Antos said the administration could also run public service announcements, talking about the new opportunities for people with lower incomes to get federal financial assistance to buy insurance. “What they will hear in the PSAs is there’s insurance available, you should sign up for it, protect yourself, protect your family,” Antos said.
Even without Congress, the states that have been enthusiastically gearing up to implement the law might create their own mandates, similar to what Massachusetts established. Eleven states—including California, New York, Connecticut and New Mexico—have asked the justices to uphold the law. Overcoming political hurdles in statehouses might be easier than in Washington, as insurers are often formidable lobbies in the states.
The consternation over the individual mandate stems from the fact that it is intertwined with all the other parts of the health law. Under the law, most employers will be required to offer coverage to their employers. Very low-income people who aren’t covered in their workplace would be covered through Medicaid, the joint federal-state health program to the poor. (The Medicaid portion of the law is also being challenged before the court.)
Everyone else would be required to buy policies directly from an insurer, and the federal government would help subsidize the premium cost for people making up to four times the federal poverty level, which would be $92,200 for a family of four under the current guidelines. Insurers would have to take all comers, regardless of their health status, and would be limited in how much more they could charge the very sick.
But keeping the premiums affordable—for both individuals and the government—hinges on making sure healthy people enroll in insurance too, contributing premiums that are above what they consume in health care. Hence the argument for a mandate.
“If you talk to insurance companies, they will tell you the hardest thing they do is encourage young, healthy people to buy coverage,” said Alissa Fox, a senior vice president at the BlueCross BlueShield Association. “If the mandate’s not there, you need to go back to the drawing board.”
Experts don’t agree on how badly the law would be hobbled without the mandate to buy insurance. Some economists have estimated that the number of people getting insurance would be reduced by fewer than 8 million people. That’s because the law allows people to ignore the mandate if they pay a penalty – just $95 in the first year – or don’t earn enough to pay for insurance. Other economists have predicted that without the mandate, as many as 24 million people will go without coverage—two-thirds of the number the law aimed to help cover.

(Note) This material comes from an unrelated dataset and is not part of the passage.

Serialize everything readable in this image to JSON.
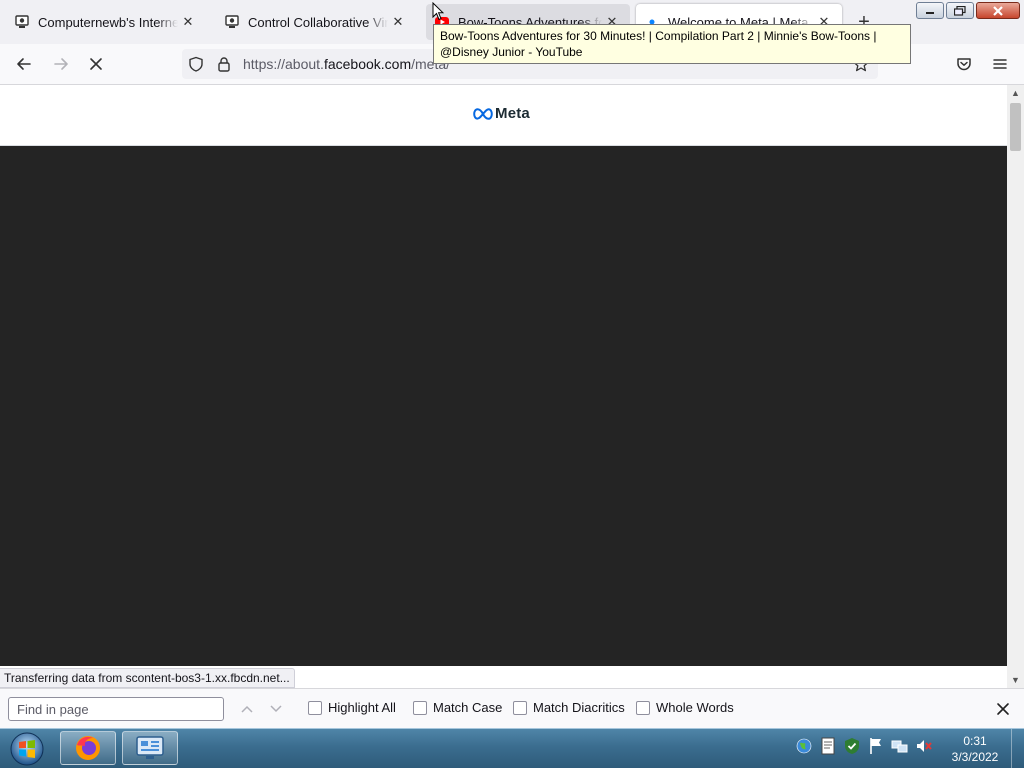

There’s also wide disagreement over how much the absence of healthy people in the insurance pools would drive up premiums in the new insurance exchanges created for small businesses and individuals who don’t get coverage from their employers. Predictions range from premium increases of 9.3 to 27 percent beyond what it would cost with the mandate, according to a recent report by the RAND Corp.
For now, many advocates of the law say they’re not worried. “Most of us who supported the individual responsibility provisions feel the court is going to sustain it,” said Ron Pollack, executive director of Families USA, a nonprofit group in Washington. “There’s no urgent need to define an alternative course at this point.”
This article was reprinted from kaiserhealthnews.org with permission from the Henry J. Kaiser Family Foundation. Kaiser Health News, an editorially independent news service, is a program of the Kaiser Family Foundation, a nonpartisan health care policy research organization unaffiliated with Kaiser Permanente.